Nylon Calculus: The (original) James Harden trade was worse than you thought

Photo by Scott Halleran/Getty Images
Photo by Scott Halleran/Getty Images /

James Harden became a 35-point scorer whenever Kevin Durant or Russell Westbrook sat, flashing glimpses of his future stardom.

Nearly a decade ago, the Oklahoma City Thunder traded away James Harden, a future MVP in only his third season, for Kevin Martin, rookie Jeremy Lamb, two future first-round picks (Steven Adams and Mitch McGary), and a future second-round pick (Alex Abrines). Countless retrospective articles have echoed what some critics did at the time: Clay Bennett and the Thunder should have just paid the extra few million to keep an all-time great player.

The team had plenty of signs. In 2012, despite moderate per-game averages, the 22-year-old guard finished second in the league in true shooting, seventh in Box Plus-Minus, and 13th in Value Over Replacement Player. The former third overall pick had improved each and every year of his career. Oklahoma City had reservations about handing out another max contract to a player that might be nothing more than a perennial Sixth Man of the Year contender. Maybe his success was just a product of Kevin Durant and Russell Westbrook, who made First-Team and Second-Team All-NBA, respectively, in 2012.

We know for sure now — the Thunder made a mistake. But the team did not need to look at advanced statistics or Harden’s results in Houston to figure this out. It simply had to look at Harden’s numbers when he did not have to play the third wheel to Durant and Westbrook.

Below are the statistics for Harden, Durant, and Westbrook in the 2011-12 season. It includes statistics per 75 possessions to reflect a player’s numbers if they were to play starter minutes. For example, Harden primarily came off the bench to score 16.8 points in 31.4 minutes. Prorating that to the playing time of most starters, 75 possessions per game, he scored 21.3 points.

Keep these season averages in mind, as these are the most common splits used to analyze players.

Now let’s figure out how well Harden played without the team’s stars. Did he replace their scoring? Did he stay efficient? How did he play when he couldn’t pick on an opposing team’s third defender? (Hint: yes, yes, and very well.)

James Harden with and without Kevin Durant

When he shared the court with Kevin Durant, James Harden looked like a medium-volume efficient scorer, leaving the tough buckets to Durant. He resembled a Joe Ingles-type — a quality shooter that contributed a little bit of passing as well — but nothing spectacular.

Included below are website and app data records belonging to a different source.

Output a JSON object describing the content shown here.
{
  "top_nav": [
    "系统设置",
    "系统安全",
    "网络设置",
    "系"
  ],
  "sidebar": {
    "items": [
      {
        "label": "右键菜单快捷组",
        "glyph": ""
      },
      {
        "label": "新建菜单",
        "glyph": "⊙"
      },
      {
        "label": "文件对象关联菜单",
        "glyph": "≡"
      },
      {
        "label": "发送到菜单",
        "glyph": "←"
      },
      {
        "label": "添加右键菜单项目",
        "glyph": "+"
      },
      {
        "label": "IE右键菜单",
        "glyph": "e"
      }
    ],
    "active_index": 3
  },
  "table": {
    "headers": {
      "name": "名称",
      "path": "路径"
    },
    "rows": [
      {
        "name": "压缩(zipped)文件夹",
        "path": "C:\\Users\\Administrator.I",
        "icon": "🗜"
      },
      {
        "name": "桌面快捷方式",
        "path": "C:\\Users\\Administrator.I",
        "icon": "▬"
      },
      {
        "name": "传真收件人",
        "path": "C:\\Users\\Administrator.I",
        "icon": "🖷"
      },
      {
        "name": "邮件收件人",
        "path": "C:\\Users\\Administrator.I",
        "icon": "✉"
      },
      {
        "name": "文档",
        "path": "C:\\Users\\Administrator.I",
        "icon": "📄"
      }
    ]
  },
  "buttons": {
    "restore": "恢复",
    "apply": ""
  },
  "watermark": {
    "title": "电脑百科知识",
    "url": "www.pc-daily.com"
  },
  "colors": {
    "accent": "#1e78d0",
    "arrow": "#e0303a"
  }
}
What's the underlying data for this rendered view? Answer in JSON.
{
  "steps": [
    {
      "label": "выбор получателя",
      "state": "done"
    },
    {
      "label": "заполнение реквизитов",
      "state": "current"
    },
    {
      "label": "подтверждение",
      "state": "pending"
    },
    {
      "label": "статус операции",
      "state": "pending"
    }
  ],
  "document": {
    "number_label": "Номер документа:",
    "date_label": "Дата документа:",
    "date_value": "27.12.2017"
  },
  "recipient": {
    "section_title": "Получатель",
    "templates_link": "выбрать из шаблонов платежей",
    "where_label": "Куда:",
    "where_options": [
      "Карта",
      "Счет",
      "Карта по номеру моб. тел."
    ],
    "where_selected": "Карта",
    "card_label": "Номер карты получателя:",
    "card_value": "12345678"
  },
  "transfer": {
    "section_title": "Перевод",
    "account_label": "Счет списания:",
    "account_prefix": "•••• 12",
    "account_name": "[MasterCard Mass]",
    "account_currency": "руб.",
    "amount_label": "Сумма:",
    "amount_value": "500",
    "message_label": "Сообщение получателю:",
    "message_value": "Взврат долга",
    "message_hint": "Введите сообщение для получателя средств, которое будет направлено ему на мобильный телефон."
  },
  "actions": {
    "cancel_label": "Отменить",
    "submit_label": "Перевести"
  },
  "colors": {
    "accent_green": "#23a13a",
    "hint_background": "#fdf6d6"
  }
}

Take Durant off the floor and Harden looked like, well, James Harden. He became an uber-efficient, high-volume scorer with good passing skills. This was the James Harden we all know. Now, remember, these numbers are from 2012, Harden still played for the Thunder. Simply take away the second-best player in the NBA, and suddenly Harden had the path to be an all-time great.

James Harden with and without Russell Westbrook

The same pattern repeats itself when Westbrook and Harden played together. Harden put in an efficient 14.6 points per 75, along with a little bit of rebounding and passing. Nothing special.

When Westbrook sat and Harden took the court, Harden became a star again. His efficiency increased even while his scoring more than doubled. He also flashed the passing skills that flourished in Houston as his assists crept up to 6.1 per 75. Remove an All-NBA guard from the court and Harden shows off his suppressed stardom.

The Thunder had a star sitting right in their lap. When either All-NBA player sat, James Harden had the freedom to put up ridiculous scoring numbers on all-time efficiency. Oklahoma City made a massive mistake and left a warning for future teams — if you are going to trade a player, make sure he is not already playing like an all-time great.